She shared some of her top lessons from agribusiness.

  1. Due diligence goes hand in hand with investment.  When I first got employed in the year 2009, a friend of mine convinced me to invest in a farmer who was growing rice in Mwea. My role in the project was to act like an investor, give the farmer the capital he needed and upon harvest, we would split the profits. I took a loan from a bank to fund the project. But the farmer disappeared as soon as he got my money. To make matters worse, I lost my job shortly after. The bank was on my case. This was one of my toughest financial seasons. This taught me the importance of due diligence. I no longer trust anyone with my money just because they have a promising business venture that needs an investor.
  2. It takes resilience to build a farming business in Kenya. Don’t fall for the hype on social media that farming will make you an overnight millionaire. Things can go wrong very quickly in farming. The challenges are so many. But there are those seasons that make it all worthwhile. As a farmer, I have learned to take the lesson, learn, pick up the pieces and move on. Don’t venture into farming if you give up easily.
  3. You can never learn about money out of the blue. You must invest in knowledge. Unfortunately, many of us are very hesitant to invest in financial knowledge. In my profession as a farmer, lack of training on best farming methods, investment and marketing is one of the primary reasons why farming is still a loss-making venture to many.
  4. Agribusiness as a wealth creator is still underutilized.  My job at The Farm Gang mostly involves training women and young people on the potential of agribusiness as a wealth creator. So far, I have trained over 70 women and youth on growing strawberries organically. Most of these have then gone on to start farming ventures that are now giving them additional income.
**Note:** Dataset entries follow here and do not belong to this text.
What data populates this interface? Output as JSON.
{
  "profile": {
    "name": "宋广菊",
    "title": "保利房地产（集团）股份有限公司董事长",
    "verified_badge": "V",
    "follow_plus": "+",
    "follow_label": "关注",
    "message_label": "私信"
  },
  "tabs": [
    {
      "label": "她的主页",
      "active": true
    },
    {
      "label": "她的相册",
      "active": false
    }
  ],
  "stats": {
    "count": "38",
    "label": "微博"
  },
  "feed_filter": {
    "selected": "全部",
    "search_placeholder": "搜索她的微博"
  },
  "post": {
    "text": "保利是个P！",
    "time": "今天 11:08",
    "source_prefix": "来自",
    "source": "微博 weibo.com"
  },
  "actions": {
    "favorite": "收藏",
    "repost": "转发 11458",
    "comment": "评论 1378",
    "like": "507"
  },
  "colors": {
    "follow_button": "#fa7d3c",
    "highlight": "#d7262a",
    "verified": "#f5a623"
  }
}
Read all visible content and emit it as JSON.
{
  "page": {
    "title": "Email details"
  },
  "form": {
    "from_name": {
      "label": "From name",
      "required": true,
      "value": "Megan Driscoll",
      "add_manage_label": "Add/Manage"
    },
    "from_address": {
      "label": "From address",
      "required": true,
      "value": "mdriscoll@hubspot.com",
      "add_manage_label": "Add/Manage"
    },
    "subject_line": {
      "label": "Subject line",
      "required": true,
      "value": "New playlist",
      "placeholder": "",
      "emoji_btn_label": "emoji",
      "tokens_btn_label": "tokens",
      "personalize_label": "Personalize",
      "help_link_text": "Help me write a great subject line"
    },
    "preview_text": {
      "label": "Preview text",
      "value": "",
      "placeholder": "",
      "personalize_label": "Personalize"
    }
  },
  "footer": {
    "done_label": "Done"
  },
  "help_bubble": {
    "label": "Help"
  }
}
  5. I save a percentage of my incomeevery month. These savings are reserved for reinvestment in my farming ventures and securities portfolio. A while back, I used to save my money on my mobile phone and bank account. I have since quit and switched to the money market fund. I switched because of the lucrative interest rates that my money earns.
  6. It is never about what you earn, but what you keep.Start saving for retirement as soon as now and find a side hustle that will bring you extra sources of income— whether you’re employed or in business. Above all, invest in yourself, knowledge, learn a new skill and enrol in personal finance or entrepreneurship programmes.